I actually started on my pump at age 21. I really wasn’t worried about what others thought, or worried about the pump hanging off me - they are small enough that you can keep it in your pocket if that is a worry.

Sometimes it can take a serious event to force someone to get serious about their care. I went on the pump because of a near fatal episode of DKA - but even after that, I didn’t take the pump seriously because I wasn’t ready to.

I think that all you can do is show that you care and hope that he sees how serious the disease can be.


(D) #22

Thank you so much for reaching out. It definitely gives me hope.


(D) #23

I will. I also hope that he will eventually get the seriousness of it. Just hard waiting for him to get it. Lots of worries.


(D) #24

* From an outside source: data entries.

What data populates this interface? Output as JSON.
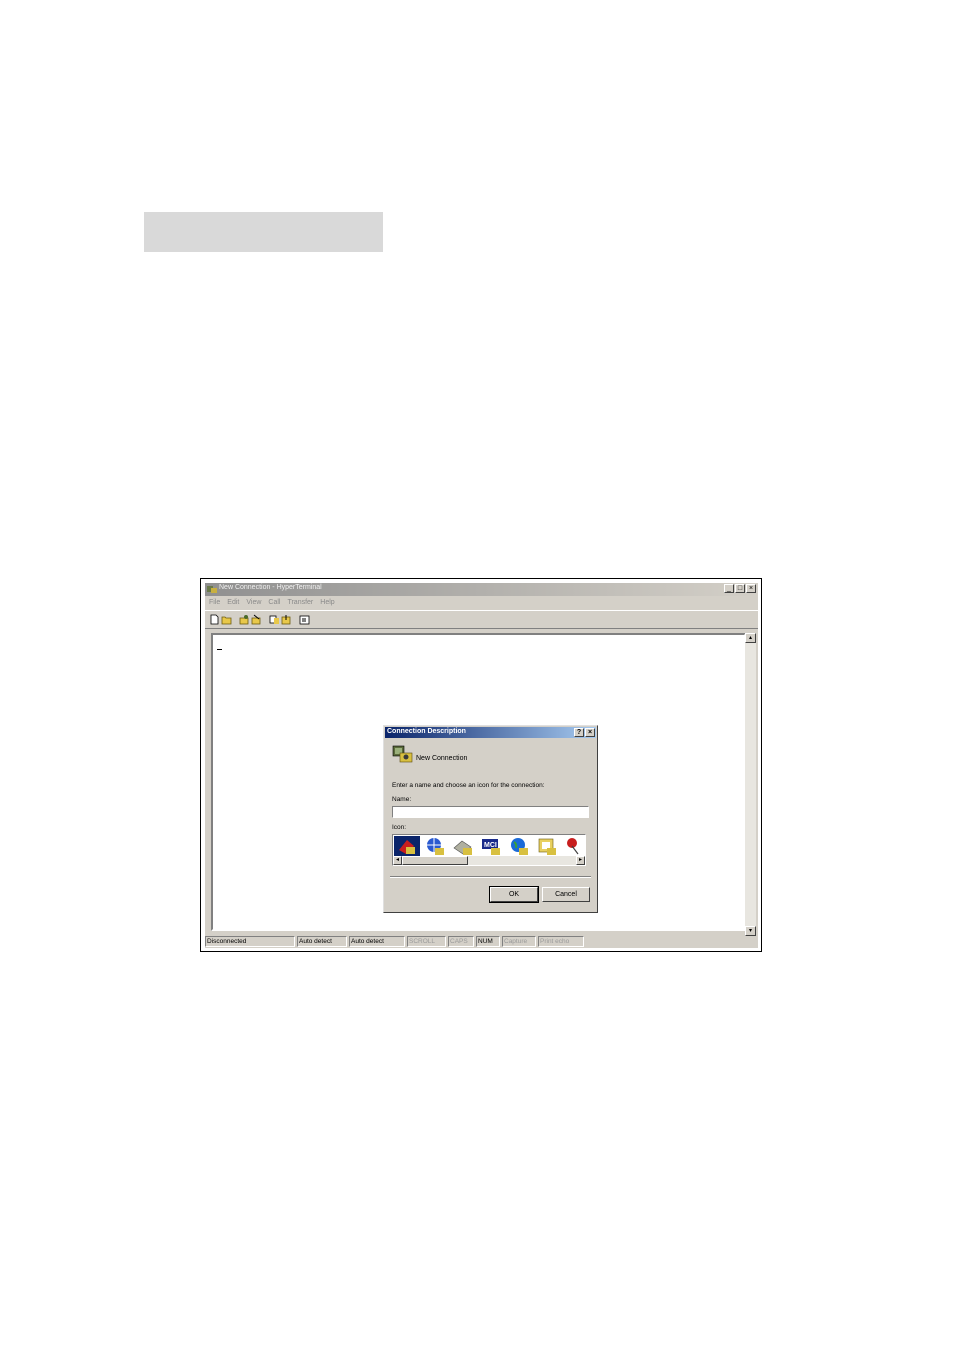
{
  "window": {
    "title": "New Connection - HyperTerminal",
    "menu": [
      "File",
      "Edit",
      "View",
      "Call",
      "Transfer",
      "Help"
    ],
    "controls": {
      "minimize": "_",
      "maximize": "□",
      "close": "×"
    },
    "toolbar_icons": [
      "new-icon",
      "open-icon",
      "dial-icon",
      "disconnect-icon",
      "send-icon",
      "receive-icon",
      "properties-icon"
    ]
  },
  "status_bar": {
    "cells": [
      "Disconnected",
      "Auto detect",
      "Auto detect",
      "SCROLL",
      "CAPS",
      "NUM",
      "Capture",
      "Print echo"
    ]
  },
  "dialog": {
    "title": "Connection Description",
    "help_button": "?",
    "close_button": "×",
    "heading": "New Connection",
    "prompt": "Enter a name and choose an icon for the connection:",
    "name_label": "Name:",
    "name_value": "",
    "icon_label": "Icon:",
    "icons": [
      "phone-icon",
      "globe-icon",
      "modem-icon",
      "mci-icon",
      "earth-icon",
      "folder-phone-icon",
      "pushpin-phone-icon"
    ],
    "ok_label": "OK",
    "cancel_label": "Cancel"
  },
  "colors": {
    "titlebar_active": "#0a246a",
    "face": "#d4d0c8"
  }
}
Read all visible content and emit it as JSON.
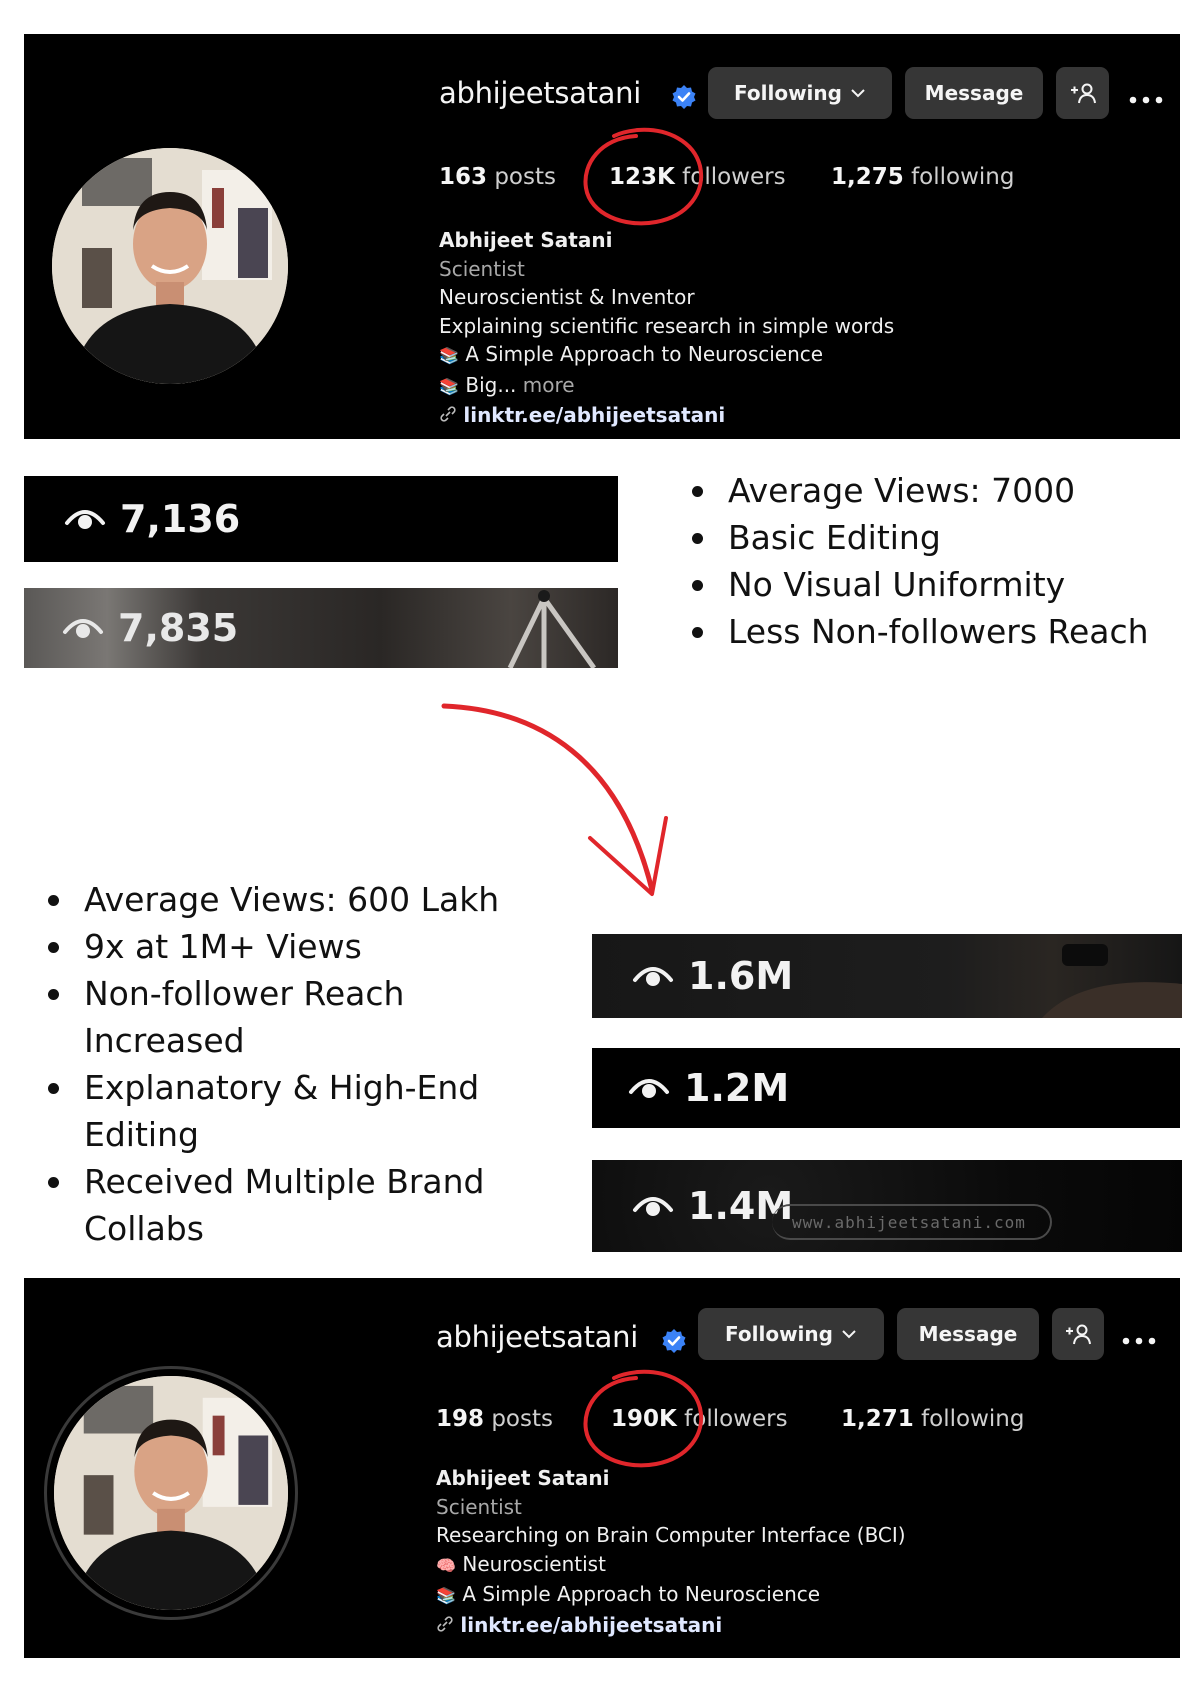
{
  "profile_before": {
    "username": "abhijeetsatani",
    "following_button": "Following",
    "message_button": "Message",
    "posts_count": "163",
    "posts_label": "posts",
    "followers_count": "123K",
    "followers_label": "followers",
    "following_count": "1,275",
    "following_label": "following",
    "display_name": "Abhijeet Satani",
    "category": "Scientist",
    "bio_lines": [
      "Neuroscientist & Inventor",
      "Explaining scientific research in simple words",
      "A Simple Approach to Neuroscience",
      "Big..."
    ],
    "more_label": "more",
    "link": "linktr.ee/abhijeetsatani"
  },
  "views_before": [
    "7,136",
    "7,835"
  ],
  "bullets_before": [
    "Average Views: 7000",
    "Basic Editing",
    "No Visual Uniformity",
    "Less Non-followers Reach"
  ],
  "bullets_after": [
    "Average Views: 600 Lakh",
    "9x at 1M+ Views",
    "Non-follower Reach Increased",
    "Explanatory & High-End Editing",
    "Received Multiple Brand Collabs"
  ],
  "views_after": [
    "1.6M",
    "1.2M",
    "1.4M"
  ],
  "watermark": "www.abhijeetsatani.com",
  "profile_after": {
    "username": "abhijeetsatani",
    "following_button": "Following",
    "message_button": "Message",
    "posts_count": "198",
    "posts_label": "posts",
    "followers_count": "190K",
    "followers_label": "followers",
    "following_count": "1,271",
    "following_label": "following",
    "display_name": "Abhijeet Satani",
    "category": "Scientist",
    "bio_lines": [
      "Researching on Brain Computer Interface (BCI)",
      "Neuroscientist",
      "A Simple Approach to Neuroscience"
    ],
    "link": "linktr.ee/abhijeetsatani"
  },
  "colors": {
    "annotation_red": "#e0262b",
    "verified_blue": "#3b82f6",
    "button_bg": "#363636"
  },
  "icons": [
    "verified-badge-icon",
    "chevron-down-icon",
    "add-person-icon",
    "more-dots-icon",
    "link-icon",
    "books-icon",
    "brain-icon",
    "eye-icon",
    "curved-arrow-icon"
  ]
}
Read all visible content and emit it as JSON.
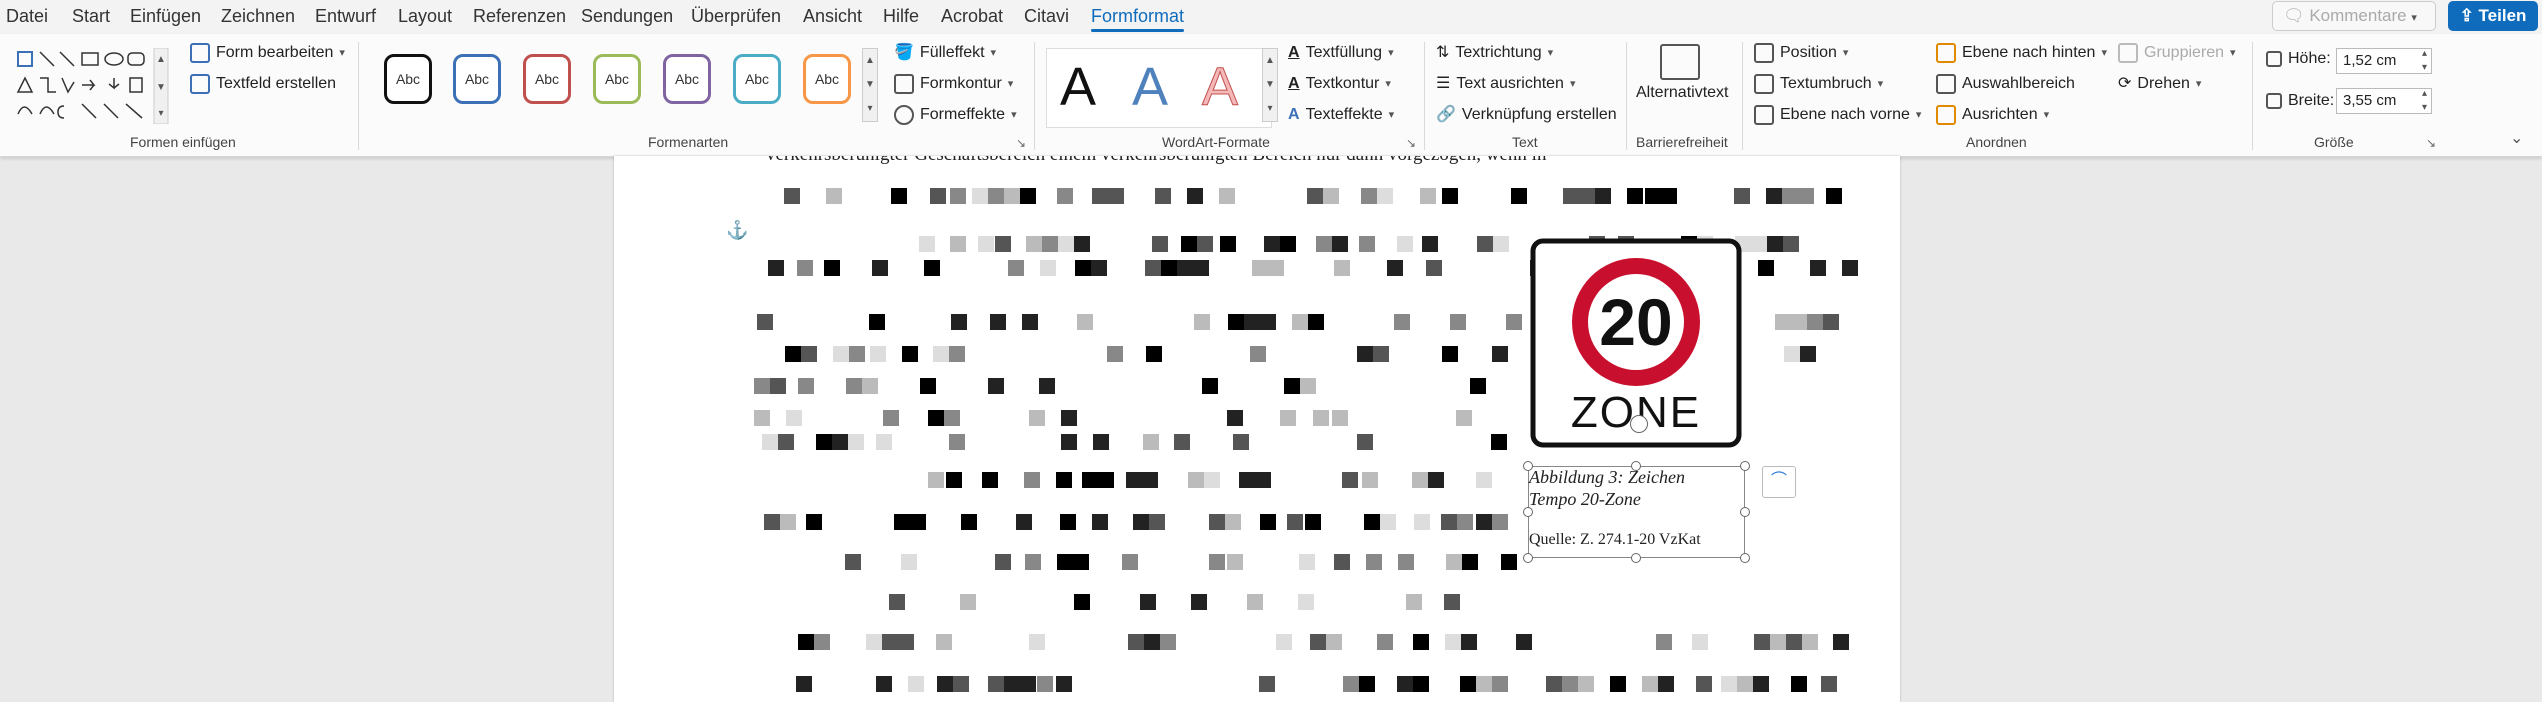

I will definitely mention to him. It only makes sense, however, for some reason, he is not that receptive.


(Michael) #25

I feel for you. I know I gave my parents quite a bit more worry than they deserved.

Not sure about f it helps your son but I can definitely say that I regret not caring for myself during periods of my life now. Hindsight is 20/20 as they say and I wish I would have done things differently as I am living with some of the consequences.

I wish you the best of luck and know you are not alone. My mom could tell you plenty of stories I am sure.


(Michael) #26

I was diagnosed when I was 11 back in 1976, and over the years I have had my share of highs and lows. I agree most of the comments saying he has to want to do it. I would suggest giving him support when needed but try not to push too hard. I am guessing he knows what he should be doing, but he has to do it! I remember growing up and having to deal with my mom, who "always knew what to do. " For her to suggest anything was just the beginning of an argument. Yes I was a miserable S.O.B. It wasn’t until I moved out that I finally started taking control. I realize that she was correct on a lot of the issues, and have since apologized many times over the years. Bear with it and hopefully he will get better with it. Also keep in mind that sometimes when dealing with a person whose sugar is in the moderately low range is sometimes like dealing with an argumentative drunk.


(P.) #27

Here’s a fairly simple thing to do. Keep the CGM on vibrate in the daytime. As you get ready to turn off the light at night, set the CGM on the red alarm “hypoRepeat” under “Profiles.” I am a deep sleeper and even if it has to repeatedly buzz, I will wake up and eat something and go right back to sleep. If he needs help finding the setting call the mfg. and they can walk him through it. My guess is that he just doesn’t want to be bothered in the middle of the night, but you can’t really ignore the HypoRepeat. If you want to sleep well, you could set it yourself. Just remind him in the morning to switch back to vibrate. He doesn’t want to be embarrassed by it alarming while he is in class or anywhere with friends. Give him a reward for compromising with you on this point–an extra hour of online time, a hamburger with all the trimmings, whatever teenagers want these days. I also have my alarm set at 80. If his BS goes down fast, set it higher: 85 or 90. Oh, also, tell him to take 15 grams of carb from his bedside table to treat low BS; he may be taking too little carb. Don’t put the CGM in bed with him, because that deadens the sound. Put it near the ear, say the nightstand.


(P.) #28

Oh, I should have added to my message, bribe him to try it the way I suggested for a week. If he doesn’t like it he doesn’t have to continue. Pay him $50 or something to agree to change the alarm settings each morning and night. My guess if he sees how much better that makes him feel, and has a little practice at it, he’ll want to continue on his own.